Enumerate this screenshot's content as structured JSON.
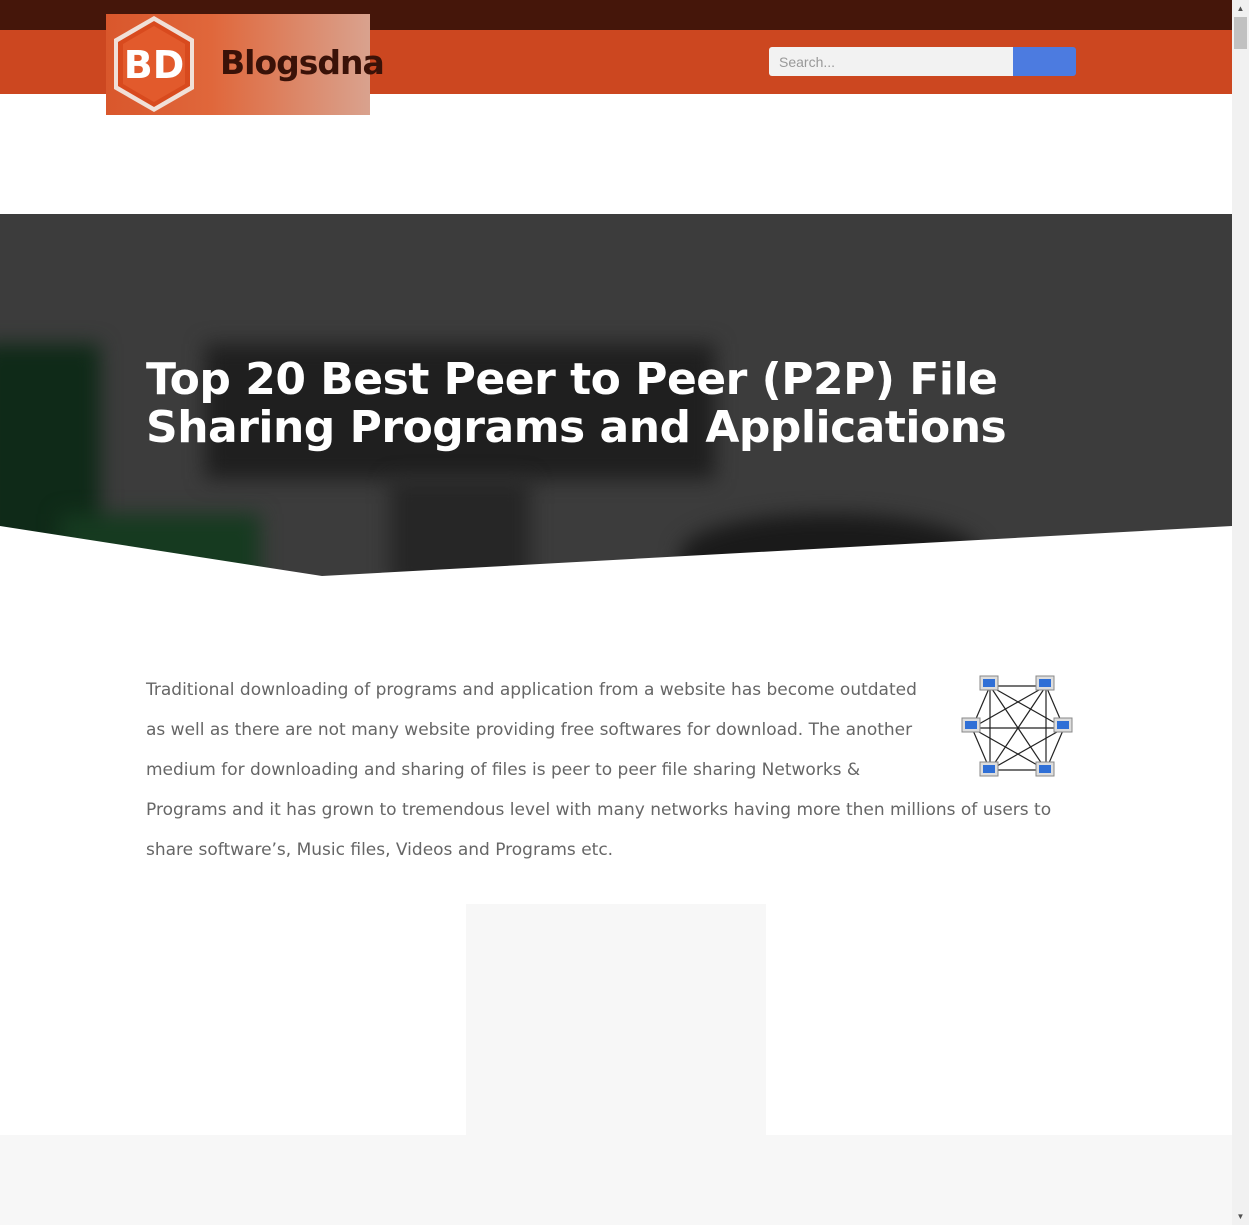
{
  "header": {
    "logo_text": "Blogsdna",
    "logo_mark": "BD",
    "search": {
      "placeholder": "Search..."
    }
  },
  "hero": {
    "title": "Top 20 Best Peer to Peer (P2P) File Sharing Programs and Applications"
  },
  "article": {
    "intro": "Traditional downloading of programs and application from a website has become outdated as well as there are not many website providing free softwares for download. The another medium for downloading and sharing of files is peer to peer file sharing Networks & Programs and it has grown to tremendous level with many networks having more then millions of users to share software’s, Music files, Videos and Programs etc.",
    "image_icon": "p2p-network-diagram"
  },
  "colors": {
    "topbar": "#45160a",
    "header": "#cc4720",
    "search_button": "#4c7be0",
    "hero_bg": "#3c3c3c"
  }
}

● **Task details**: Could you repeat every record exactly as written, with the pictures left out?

● **Exercise answer**:
Enumerate this screenshot's content as structured JSON.
{
  "header": {
    "logo_text": "Blogsdna",
    "logo_mark": "BD",
    "search": {
      "placeholder": "Search..."
    }
  },
  "hero": {
    "title": "Top 20 Best Peer to Peer (P2P) File Sharing Programs and Applications"
  },
  "article": {
    "intro": "Traditional downloading of programs and application from a website has become outdated as well as there are not many website providing free softwares for download. The another medium for downloading and sharing of files is peer to peer file sharing Networks & Programs and it has grown to tremendous level with many networks having more then millions of users to share software’s, Music files, Videos and Programs etc.",
    "image_icon": "p2p-network-diagram"
  },
  "colors": {
    "topbar": "#45160a",
    "header": "#cc4720",
    "search_button": "#4c7be0",
    "hero_bg": "#3c3c3c"
  }
}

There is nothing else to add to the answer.